Chasing a customer away with breadsticks…
I was once offered free breadsticks along with my lunch order. I always order the same thing and don’t buy a drink but do tip and when owner of the pizzeria heard that I just had a baby and I’m on a single income, she somehow thought I was barely scrapping by! I felt very guilty eating those breadsticks.
No Honey Boo Boo for you!
When friends come over to our house, which is in a very affluent neighborhood, they gasp at our 32″ TV that has no cable! But for me, it doesn’t make sense to have cable. We don’t have time to watch TV with a hyperactive 3 year old and we don’t want him catching this habit. Neither of us are big sports fans so big screen TVs mean nothing to us. That’s a savings of about $700 a month. But it is not about the savings, it is about us. If it doesn’t make sense, cut it out. Doesn’t matter what others think. On the other hand, if they make PBS a cable-only channel, we would definitely consider cable!
I don’t pay $100 for an oil change!
No fancy car either. Definitely within our means, but again the purpose should be a genuine need, not a status symbol. The savings in gas, insurance and maintenance is a nice bonus.
As a new homeowner, I wasn’t prepared for home maintenance.
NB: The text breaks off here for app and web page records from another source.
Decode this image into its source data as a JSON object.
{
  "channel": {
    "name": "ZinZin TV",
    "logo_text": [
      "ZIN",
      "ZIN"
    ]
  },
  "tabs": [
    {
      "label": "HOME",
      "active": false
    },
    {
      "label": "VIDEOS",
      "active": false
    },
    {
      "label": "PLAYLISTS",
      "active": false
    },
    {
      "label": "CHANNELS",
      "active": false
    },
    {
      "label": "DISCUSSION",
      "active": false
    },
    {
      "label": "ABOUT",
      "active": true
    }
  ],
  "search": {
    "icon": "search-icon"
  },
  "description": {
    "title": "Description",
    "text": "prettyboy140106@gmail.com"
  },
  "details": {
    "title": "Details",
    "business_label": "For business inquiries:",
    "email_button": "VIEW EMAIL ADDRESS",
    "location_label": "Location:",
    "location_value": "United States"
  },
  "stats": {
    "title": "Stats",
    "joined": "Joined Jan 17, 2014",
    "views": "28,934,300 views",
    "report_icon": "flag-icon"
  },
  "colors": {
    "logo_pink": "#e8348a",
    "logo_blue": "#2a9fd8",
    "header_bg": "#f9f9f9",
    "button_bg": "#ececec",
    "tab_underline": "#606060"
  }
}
When the faucet started leaking, I decided I’ll fix it myself rather than hire a plumber. This time it wasn’t about the money or time, but pride! I’m an engineer, I build robots in my spare time, fixing a faucet shouldn’t take more than half an hour!
Took me 2 dirty, soaking wet days.
Since I didn’t have the right tools or even know what tools to have, had to make multiple trips to Home Depot, spent hours sawing rusted pipes, learnt about the utility of vinegar in removing rust, almost locked myself in the bathroom but at the end of day 2, emerged dirty but victorious with a shiny new faucet and brand new door knobs!
The next time we have a leaking faucet, I really wouldn’t take more than half-an-hour! 2 days was the price I had to pay for this education and it was worth every penn…second!
Looking back it was a fun experience and I’m glad I didn’t call the plumber! What am I going to do with all the money I saved! Nice problem to have!
Yard work. The typical response is your time is more valuable and you should pay someone else to do this. Yes it is if I’m doing something else that pays more than the $30 or so for the yard work! Not if you are sleeping or watching TV! The way I look at it, doing yard work is a good excuse for some fresh air and exercise.
Being contrarian can prove expensive
Contrarian doesn’t always equate to saving money. Sometimes you spend more, way more than you have to. When it comes to stuff for the house, I pay a premium. The faucet I bought was almost thrice the price of a regular faucet. Faucets are notorious for springing leaks and I don’t to deal with this very often. Quality versus lower cost.
A good vacuum cleaner is hard to come by. Most for us, last at the most, a year. I bought one that is 5 times what a regular vacuum costs! Not just based on the price, but for the 7 year warranty and based on the positive reviews. Hopefully I wouldn’t have to worry about this for the next 20 years!
The same goes for other fixtures as well. LED bulbs cost as much as 30 times a regular bulb. But they last a lot longer and consumes a fraction of energy and is good for the environment.
When we decided to purchase our house, I simply sent an email to our condescending agent and said ‘We’ll take it’! We had no pre-approval, we didn’t look like we could afford the house (I’m sure my phone was the culprit here!), and ‘We’ll take it’ is no way to let an award winning million dollar club agent know that you are interested!
We weren’t insulted, we were amused! We had no doubts in our minds about financing and hence didn’t bother with a pre-approval. Paid 20% cash to avoid PMI and bought the house.
We are no different than others, we just have a contrarian view of life. And being contrarian can save you money. Who knew!